Goals for community groupsJust started (n=11)Operating,
growing (n=27)
matured (n=9)
Creating a long-term strategy to sustain our initiative45%73%13%
Creating networking opportunities for like-minded people18%12%0%
Having fun9%8%25%
Increasing the number of events or activities we host0%4%13%
Increasing the number of members who participate in our initiative9%4%38%
Supporting personal or professional growth amongst our members9%0%13%

Reasons that were cited in the survey for stopping an initiative included finishing the project, loss of members, loss of enthusiasm, lack of time, lack of funding, internal conflicts and burn out. These responses mimic the qualitative data from the research. Burn out was frequently cited as an issue, together with challenges finding someone to carry on the initiative (or letting go of control and allowing others to take over and do more). Other challenges that were raised included difficulty in maintaining relevance, momentum and interest amongst the key members and volunteers. One initiative spoke about diversifying their activities not because it helped them meet their goals, but because the volunteers enjoyed doing something new. Thus, despite the important and socially impactful work that these initiatives strive to achieve, it’s important to remember that sometimes, it’s also about having fun.
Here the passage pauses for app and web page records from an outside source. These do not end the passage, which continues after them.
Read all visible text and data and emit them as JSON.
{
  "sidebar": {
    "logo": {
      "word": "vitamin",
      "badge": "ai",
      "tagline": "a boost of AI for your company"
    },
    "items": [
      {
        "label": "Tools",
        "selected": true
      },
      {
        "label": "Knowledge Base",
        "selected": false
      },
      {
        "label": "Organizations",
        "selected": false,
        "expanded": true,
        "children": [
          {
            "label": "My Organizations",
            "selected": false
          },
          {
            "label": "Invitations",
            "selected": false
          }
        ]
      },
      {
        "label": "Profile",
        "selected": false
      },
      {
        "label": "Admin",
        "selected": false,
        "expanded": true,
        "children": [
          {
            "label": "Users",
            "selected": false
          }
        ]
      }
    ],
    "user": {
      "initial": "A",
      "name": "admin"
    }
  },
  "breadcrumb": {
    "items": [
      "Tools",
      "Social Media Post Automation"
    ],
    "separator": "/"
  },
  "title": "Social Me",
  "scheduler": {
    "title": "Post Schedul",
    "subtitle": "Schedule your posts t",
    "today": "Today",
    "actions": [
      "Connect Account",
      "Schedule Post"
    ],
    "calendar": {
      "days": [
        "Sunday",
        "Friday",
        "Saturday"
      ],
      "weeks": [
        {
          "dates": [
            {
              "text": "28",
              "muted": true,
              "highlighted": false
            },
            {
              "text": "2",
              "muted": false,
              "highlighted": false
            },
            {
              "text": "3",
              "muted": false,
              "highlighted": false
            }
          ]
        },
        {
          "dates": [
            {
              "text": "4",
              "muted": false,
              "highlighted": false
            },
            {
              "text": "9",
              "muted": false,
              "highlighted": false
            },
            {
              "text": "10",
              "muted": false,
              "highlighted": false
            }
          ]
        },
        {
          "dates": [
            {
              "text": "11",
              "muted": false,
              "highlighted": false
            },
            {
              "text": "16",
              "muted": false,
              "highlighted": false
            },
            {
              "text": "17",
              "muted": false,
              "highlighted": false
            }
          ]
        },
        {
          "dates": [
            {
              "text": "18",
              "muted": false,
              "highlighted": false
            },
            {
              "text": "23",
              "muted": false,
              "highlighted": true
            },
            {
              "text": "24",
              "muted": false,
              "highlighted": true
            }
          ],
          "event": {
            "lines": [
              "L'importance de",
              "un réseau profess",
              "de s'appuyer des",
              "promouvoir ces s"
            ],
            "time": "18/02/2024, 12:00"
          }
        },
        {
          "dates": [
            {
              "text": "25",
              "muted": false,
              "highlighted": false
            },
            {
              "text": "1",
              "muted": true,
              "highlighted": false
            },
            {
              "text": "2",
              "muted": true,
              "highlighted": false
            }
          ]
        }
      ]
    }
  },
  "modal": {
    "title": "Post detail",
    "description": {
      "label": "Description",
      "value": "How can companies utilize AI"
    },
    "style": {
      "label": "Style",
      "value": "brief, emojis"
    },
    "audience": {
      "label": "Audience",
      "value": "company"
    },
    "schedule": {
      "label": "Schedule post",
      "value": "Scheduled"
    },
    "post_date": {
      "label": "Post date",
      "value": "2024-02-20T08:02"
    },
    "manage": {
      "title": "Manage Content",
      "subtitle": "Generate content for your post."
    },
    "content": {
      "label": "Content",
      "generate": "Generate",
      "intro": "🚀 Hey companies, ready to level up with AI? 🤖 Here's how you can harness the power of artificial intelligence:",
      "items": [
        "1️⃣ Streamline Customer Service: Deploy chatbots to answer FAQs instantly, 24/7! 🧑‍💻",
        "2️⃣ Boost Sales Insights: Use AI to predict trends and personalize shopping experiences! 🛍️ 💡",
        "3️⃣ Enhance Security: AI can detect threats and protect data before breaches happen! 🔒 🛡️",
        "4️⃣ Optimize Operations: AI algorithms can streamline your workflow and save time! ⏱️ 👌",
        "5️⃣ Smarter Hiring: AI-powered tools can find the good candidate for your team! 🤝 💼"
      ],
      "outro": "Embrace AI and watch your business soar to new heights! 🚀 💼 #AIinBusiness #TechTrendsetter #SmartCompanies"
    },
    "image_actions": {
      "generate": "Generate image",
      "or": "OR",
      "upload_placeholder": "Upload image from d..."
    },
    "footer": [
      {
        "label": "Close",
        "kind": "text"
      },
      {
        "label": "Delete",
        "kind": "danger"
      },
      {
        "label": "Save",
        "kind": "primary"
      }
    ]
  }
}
The most difficult thing for me personally is to find the motivation to keep going… When things get busy and tough and there is no one there to remind you, you leave your initiative hanging and it’s hard to remember why you are doing it in the first place.


of initiative leaders said that they feel obligated to sustain their initiative, but would prefer not to if someone else could do it – speaking to some of the inherent challenges of relying on voluntary initiatives to conduct vital work in the community.

At this stage, many initiatives also make critical choices regarding how they want to operate in the future.

This can be tricky, and 58% of initiative leaders said they sometimes had difficulty in gaining consensus on the best way to achieve their mission. In addition to highlighting the challenges of collaboration, this insight also surfaced an underlying, related issue – many initiatives do not have clear ways to meaningfully assess their impact. Absent this understanding, it can be difficult to define how to move forward.

It’s not just what they do, but how they organise.

Many initiatives test out different modes of operating – from loose collectives to structured organisations with defined roles and responsibilities. While a more informal approach allows initiatives to stay lean, agile and minimises pressure on the participants; some struggle with how to maintain accountability in a flat hierarchy.

Similarly, initiatives struggled with deciding whether or not to grow. While it was a natural progression for some, one initiative leader said they were worried about the impact that growth would have on the “cosiness,” fun and familiarity that the initiative members had with one another. This speaks to the unique character of community initiatives – as volunteer-driven efforts, they may have few incentives to expand, for fear of more work, more expectations, and more pressure.

Thus, efforts to support and engage with community initiatives should be wary of focusing on growth and scaling as the dominant narrative and goal. Instead, they should consider that each initiative has a different role to play. If they are meaningful or effective, the act of sustaining their activities or extracting the lessons learned to influence broader practices might be better suited for more stable, longer-term institutions and agencies.

Page photo credits: Julienne Chen, Eden Project Communities, A Packet of Rice, Be Kind SG, Hoa Nguyen, Kodrah Kristang, Gomez Paz, srmpbi